DESCRIPTION OF THE TASK: Could you give the data below again, exactly and completely?

(Interface dataset entries)

=-=-=-=-=

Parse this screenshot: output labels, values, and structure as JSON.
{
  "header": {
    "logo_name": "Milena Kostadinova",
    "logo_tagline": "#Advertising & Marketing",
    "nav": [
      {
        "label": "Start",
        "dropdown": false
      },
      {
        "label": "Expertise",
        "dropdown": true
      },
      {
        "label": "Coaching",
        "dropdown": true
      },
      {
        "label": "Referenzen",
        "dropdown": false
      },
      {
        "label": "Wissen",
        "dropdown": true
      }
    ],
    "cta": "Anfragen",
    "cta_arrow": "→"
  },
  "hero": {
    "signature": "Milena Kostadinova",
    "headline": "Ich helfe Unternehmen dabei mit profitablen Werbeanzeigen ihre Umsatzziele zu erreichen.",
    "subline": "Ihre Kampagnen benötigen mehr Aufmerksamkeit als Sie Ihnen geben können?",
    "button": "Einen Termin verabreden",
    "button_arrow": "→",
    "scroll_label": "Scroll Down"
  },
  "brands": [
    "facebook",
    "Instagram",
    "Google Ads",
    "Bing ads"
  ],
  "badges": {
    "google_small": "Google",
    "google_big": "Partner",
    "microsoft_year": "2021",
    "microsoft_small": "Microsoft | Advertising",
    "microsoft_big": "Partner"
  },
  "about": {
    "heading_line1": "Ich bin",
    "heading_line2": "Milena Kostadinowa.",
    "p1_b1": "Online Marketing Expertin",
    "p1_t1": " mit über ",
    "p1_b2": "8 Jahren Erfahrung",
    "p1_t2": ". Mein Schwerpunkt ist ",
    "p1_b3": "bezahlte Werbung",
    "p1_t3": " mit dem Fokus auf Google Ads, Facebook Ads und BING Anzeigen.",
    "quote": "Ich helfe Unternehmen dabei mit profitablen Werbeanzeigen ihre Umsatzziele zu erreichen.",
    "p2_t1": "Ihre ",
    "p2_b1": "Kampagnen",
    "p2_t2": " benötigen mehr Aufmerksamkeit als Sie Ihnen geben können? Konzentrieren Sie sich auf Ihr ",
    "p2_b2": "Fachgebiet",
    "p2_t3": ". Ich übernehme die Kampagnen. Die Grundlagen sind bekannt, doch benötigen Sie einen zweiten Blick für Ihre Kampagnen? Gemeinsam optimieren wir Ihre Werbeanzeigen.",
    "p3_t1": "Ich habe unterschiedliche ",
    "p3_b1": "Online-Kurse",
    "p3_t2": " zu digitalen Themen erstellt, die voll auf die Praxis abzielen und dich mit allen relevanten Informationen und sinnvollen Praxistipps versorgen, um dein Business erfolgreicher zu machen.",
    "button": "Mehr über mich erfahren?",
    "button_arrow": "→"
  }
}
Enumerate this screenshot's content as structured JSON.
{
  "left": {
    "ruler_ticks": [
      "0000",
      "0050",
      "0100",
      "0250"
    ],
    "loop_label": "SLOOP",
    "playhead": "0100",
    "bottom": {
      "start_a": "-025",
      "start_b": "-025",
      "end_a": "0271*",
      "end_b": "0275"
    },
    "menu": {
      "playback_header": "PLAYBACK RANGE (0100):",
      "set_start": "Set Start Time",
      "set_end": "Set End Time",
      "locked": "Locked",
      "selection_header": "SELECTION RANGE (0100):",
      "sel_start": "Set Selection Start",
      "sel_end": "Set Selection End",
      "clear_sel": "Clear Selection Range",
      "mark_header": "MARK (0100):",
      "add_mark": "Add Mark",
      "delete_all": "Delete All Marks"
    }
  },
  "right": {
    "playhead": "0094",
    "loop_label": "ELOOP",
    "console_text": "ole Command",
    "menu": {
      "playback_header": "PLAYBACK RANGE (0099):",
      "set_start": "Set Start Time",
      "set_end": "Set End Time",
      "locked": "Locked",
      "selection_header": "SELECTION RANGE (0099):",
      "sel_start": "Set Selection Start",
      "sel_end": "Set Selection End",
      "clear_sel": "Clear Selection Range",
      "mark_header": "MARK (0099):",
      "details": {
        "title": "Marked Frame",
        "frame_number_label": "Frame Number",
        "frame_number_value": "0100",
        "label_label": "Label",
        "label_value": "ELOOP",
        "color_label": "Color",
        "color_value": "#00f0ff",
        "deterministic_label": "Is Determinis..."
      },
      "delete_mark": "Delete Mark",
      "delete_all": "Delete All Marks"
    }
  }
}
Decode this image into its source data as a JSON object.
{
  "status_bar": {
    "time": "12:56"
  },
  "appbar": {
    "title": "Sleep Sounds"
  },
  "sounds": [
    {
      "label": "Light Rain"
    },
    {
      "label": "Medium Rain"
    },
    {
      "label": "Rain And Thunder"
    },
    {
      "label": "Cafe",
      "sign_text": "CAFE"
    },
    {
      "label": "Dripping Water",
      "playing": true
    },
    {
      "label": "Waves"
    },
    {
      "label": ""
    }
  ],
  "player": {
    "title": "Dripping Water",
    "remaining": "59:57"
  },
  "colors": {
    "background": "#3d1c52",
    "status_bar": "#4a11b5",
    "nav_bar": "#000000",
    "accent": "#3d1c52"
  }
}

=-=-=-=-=

ANSWER TO THIS TASK:
Parse this screenshot: output labels, values, and structure as JSON.
{
  "header": {
    "logo_name": "Milena Kostadinova",
    "logo_tagline": "#Advertising & Marketing",
    "nav": [
      {
        "label": "Start",
        "dropdown": false
      },
      {
        "label": "Expertise",
        "dropdown": true
      },
      {
        "label": "Coaching",
        "dropdown": true
      },
      {
        "label": "Referenzen",
        "dropdown": false
      },
      {
        "label": "Wissen",
        "dropdown": true
      }
    ],
    "cta": "Anfragen",
    "cta_arrow": "→"
  },
  "hero": {
    "signature": "Milena Kostadinova",
    "headline": "Ich helfe Unternehmen dabei mit profitablen Werbeanzeigen ihre Umsatzziele zu erreichen.",
    "subline": "Ihre Kampagnen benötigen mehr Aufmerksamkeit als Sie Ihnen geben können?",
    "button": "Einen Termin verabreden",
    "button_arrow": "→",
    "scroll_label": "Scroll Down"
  },
  "brands": [
    "facebook",
    "Instagram",
    "Google Ads",
    "Bing ads"
  ],
  "badges": {
    "google_small": "Google",
    "google_big": "Partner",
    "microsoft_year": "2021",
    "microsoft_small": "Microsoft | Advertising",
    "microsoft_big": "Partner"
  },
  "about": {
    "heading_line1": "Ich bin",
    "heading_line2": "Milena Kostadinowa.",
    "p1_b1": "Online Marketing Expertin",
    "p1_t1": " mit über ",
    "p1_b2": "8 Jahren Erfahrung",
    "p1_t2": ". Mein Schwerpunkt ist ",
    "p1_b3": "bezahlte Werbung",
    "p1_t3": " mit dem Fokus auf Google Ads, Facebook Ads und BING Anzeigen.",
    "quote": "Ich helfe Unternehmen dabei mit profitablen Werbeanzeigen ihre Umsatzziele zu erreichen.",
    "p2_t1": "Ihre ",
    "p2_b1": "Kampagnen",
    "p2_t2": " benötigen mehr Aufmerksamkeit als Sie Ihnen geben können? Konzentrieren Sie sich auf Ihr ",
    "p2_b2": "Fachgebiet",
    "p2_t3": ". Ich übernehme die Kampagnen. Die Grundlagen sind bekannt, doch benötigen Sie einen zweiten Blick für Ihre Kampagnen? Gemeinsam optimieren wir Ihre Werbeanzeigen.",
    "p3_t1": "Ich habe unterschiedliche ",
    "p3_b1": "Online-Kurse",
    "p3_t2": " zu digitalen Themen erstellt, die voll auf die Praxis abzielen und dich mit allen relevanten Informationen und sinnvollen Praxistipps versorgen, um dein Business erfolgreicher zu machen.",
    "button": "Mehr über mich erfahren?",
    "button_arrow": "→"
  }
}
Enumerate this screenshot's content as structured JSON.
{
  "left": {
    "ruler_ticks": [
      "0000",
      "0050",
      "0100",
      "0250"
    ],
    "loop_label": "SLOOP",
    "playhead": "0100",
    "bottom": {
      "start_a": "-025",
      "start_b": "-025",
      "end_a": "0271*",
      "end_b": "0275"
    },
    "menu": {
      "playback_header": "PLAYBACK RANGE (0100):",
      "set_start": "Set Start Time",
      "set_end": "Set End Time",
      "locked": "Locked",
      "selection_header": "SELECTION RANGE (0100):",
      "sel_start": "Set Selection Start",
      "sel_end": "Set Selection End",
      "clear_sel": "Clear Selection Range",
      "mark_header": "MARK (0100):",
      "add_mark": "Add Mark",
      "delete_all": "Delete All Marks"
    }
  },
  "right": {
    "playhead": "0094",
    "loop_label": "ELOOP",
    "console_text": "ole Command",
    "menu": {
      "playback_header": "PLAYBACK RANGE (0099):",
      "set_start": "Set Start Time",
      "set_end": "Set End Time",
      "locked": "Locked",
      "selection_header": "SELECTION RANGE (0099):",
      "sel_start": "Set Selection Start",
      "sel_end": "Set Selection End",
      "clear_sel": "Clear Selection Range",
      "mark_header": "MARK (0099):",
      "details": {
        "title": "Marked Frame",
        "frame_number_label": "Frame Number",
        "frame_number_value": "0100",
        "label_label": "Label",
        "label_value": "ELOOP",
        "color_label": "Color",
        "color_value": "#00f0ff",
        "deterministic_label": "Is Determinis..."
      },
      "delete_mark": "Delete Mark",
      "delete_all": "Delete All Marks"
    }
  }
}
Decode this image into its source data as a JSON object.
{
  "status_bar": {
    "time": "12:56"
  },
  "appbar": {
    "title": "Sleep Sounds"
  },
  "sounds": [
    {
      "label": "Light Rain"
    },
    {
      "label": "Medium Rain"
    },
    {
      "label": "Rain And Thunder"
    },
    {
      "label": "Cafe",
      "sign_text": "CAFE"
    },
    {
      "label": "Dripping Water",
      "playing": true
    },
    {
      "label": "Waves"
    },
    {
      "label": ""
    }
  ],
  "player": {
    "title": "Dripping Water",
    "remaining": "59:57"
  },
  "colors": {
    "background": "#3d1c52",
    "status_bar": "#4a11b5",
    "nav_bar": "#000000",
    "accent": "#3d1c52"
  }
}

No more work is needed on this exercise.